* **Brief**: Please retype the records that appear below, exactly and in full.

* **Items listed in a dataset**:
════════════════════

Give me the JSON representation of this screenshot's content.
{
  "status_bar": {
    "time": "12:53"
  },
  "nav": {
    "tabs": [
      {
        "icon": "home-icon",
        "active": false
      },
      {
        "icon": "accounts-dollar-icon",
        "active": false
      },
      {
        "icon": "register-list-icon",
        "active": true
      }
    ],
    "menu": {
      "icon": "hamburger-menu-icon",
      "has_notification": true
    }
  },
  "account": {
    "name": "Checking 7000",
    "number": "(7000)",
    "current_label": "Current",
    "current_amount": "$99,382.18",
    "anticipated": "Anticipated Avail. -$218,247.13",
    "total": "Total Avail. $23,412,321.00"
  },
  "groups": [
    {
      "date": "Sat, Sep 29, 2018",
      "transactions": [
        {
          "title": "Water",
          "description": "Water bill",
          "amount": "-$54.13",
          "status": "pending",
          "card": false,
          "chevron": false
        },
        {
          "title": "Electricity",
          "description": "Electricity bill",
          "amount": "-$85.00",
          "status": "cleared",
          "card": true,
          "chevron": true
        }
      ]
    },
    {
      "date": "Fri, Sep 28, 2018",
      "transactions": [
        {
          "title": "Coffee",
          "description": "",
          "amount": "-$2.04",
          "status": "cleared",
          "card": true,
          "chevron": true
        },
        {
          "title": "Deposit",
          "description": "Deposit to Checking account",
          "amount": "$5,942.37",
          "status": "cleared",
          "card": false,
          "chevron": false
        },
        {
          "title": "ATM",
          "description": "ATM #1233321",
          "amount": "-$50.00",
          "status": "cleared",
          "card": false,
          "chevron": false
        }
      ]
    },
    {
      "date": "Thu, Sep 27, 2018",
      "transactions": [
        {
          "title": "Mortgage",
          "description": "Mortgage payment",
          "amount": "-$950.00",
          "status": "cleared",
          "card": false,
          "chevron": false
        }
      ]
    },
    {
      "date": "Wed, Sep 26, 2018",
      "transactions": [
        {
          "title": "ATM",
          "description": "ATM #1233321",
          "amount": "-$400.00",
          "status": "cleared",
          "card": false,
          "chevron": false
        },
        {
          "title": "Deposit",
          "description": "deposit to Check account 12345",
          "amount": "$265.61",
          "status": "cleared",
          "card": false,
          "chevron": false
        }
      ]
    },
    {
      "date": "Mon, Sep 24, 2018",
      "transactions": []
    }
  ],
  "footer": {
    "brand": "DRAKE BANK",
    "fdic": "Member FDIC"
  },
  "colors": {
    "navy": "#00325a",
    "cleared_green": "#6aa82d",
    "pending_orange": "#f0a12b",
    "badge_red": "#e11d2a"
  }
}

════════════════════

* **Answer box**:
Give me the JSON representation of this screenshot's content.
{
  "status_bar": {
    "time": "12:53"
  },
  "nav": {
    "tabs": [
      {
        "icon": "home-icon",
        "active": false
      },
      {
        "icon": "accounts-dollar-icon",
        "active": false
      },
      {
        "icon": "register-list-icon",
        "active": true
      }
    ],
    "menu": {
      "icon": "hamburger-menu-icon",
      "has_notification": true
    }
  },
  "account": {
    "name": "Checking 7000",
    "number": "(7000)",
    "current_label": "Current",
    "current_amount": "$99,382.18",
    "anticipated": "Anticipated Avail. -$218,247.13",
    "total": "Total Avail. $23,412,321.00"
  },
  "groups": [
    {
      "date": "Sat, Sep 29, 2018",
      "transactions": [
        {
          "title": "Water",
          "description": "Water bill",
          "amount": "-$54.13",
          "status": "pending",
          "card": false,
          "chevron": false
        },
        {
          "title": "Electricity",
          "description": "Electricity bill",
          "amount": "-$85.00",
          "status": "cleared",
          "card": true,
          "chevron": true
        }
      ]
    },
    {
      "date": "Fri, Sep 28, 2018",
      "transactions": [
        {
          "title": "Coffee",
          "description": "",
          "amount": "-$2.04",
          "status": "cleared",
          "card": true,
          "chevron": true
        },
        {
          "title": "Deposit",
          "description": "Deposit to Checking account",
          "amount": "$5,942.37",
          "status": "cleared",
          "card": false,
          "chevron": false
        },
        {
          "title": "ATM",
          "description": "ATM #1233321",
          "amount": "-$50.00",
          "status": "cleared",
          "card": false,
          "chevron": false
        }
      ]
    },
    {
      "date": "Thu, Sep 27, 2018",
      "transactions": [
        {
          "title": "Mortgage",
          "description": "Mortgage payment",
          "amount": "-$950.00",
          "status": "cleared",
          "card": false,
          "chevron": false
        }
      ]
    },
    {
      "date": "Wed, Sep 26, 2018",
      "transactions": [
        {
          "title": "ATM",
          "description": "ATM #1233321",
          "amount": "-$400.00",
          "status": "cleared",
          "card": false,
          "chevron": false
        },
        {
          "title": "Deposit",
          "description": "deposit to Check account 12345",
          "amount": "$265.61",
          "status": "cleared",
          "card": false,
          "chevron": false
        }
      ]
    },
    {
      "date": "Mon, Sep 24, 2018",
      "transactions": []
    }
  ],
  "footer": {
    "brand": "DRAKE BANK",
    "fdic": "Member FDIC"
  },
  "colors": {
    "navy": "#00325a",
    "cleared_green": "#6aa82d",
    "pending_orange": "#f0a12b",
    "badge_red": "#e11d2a"
  }
}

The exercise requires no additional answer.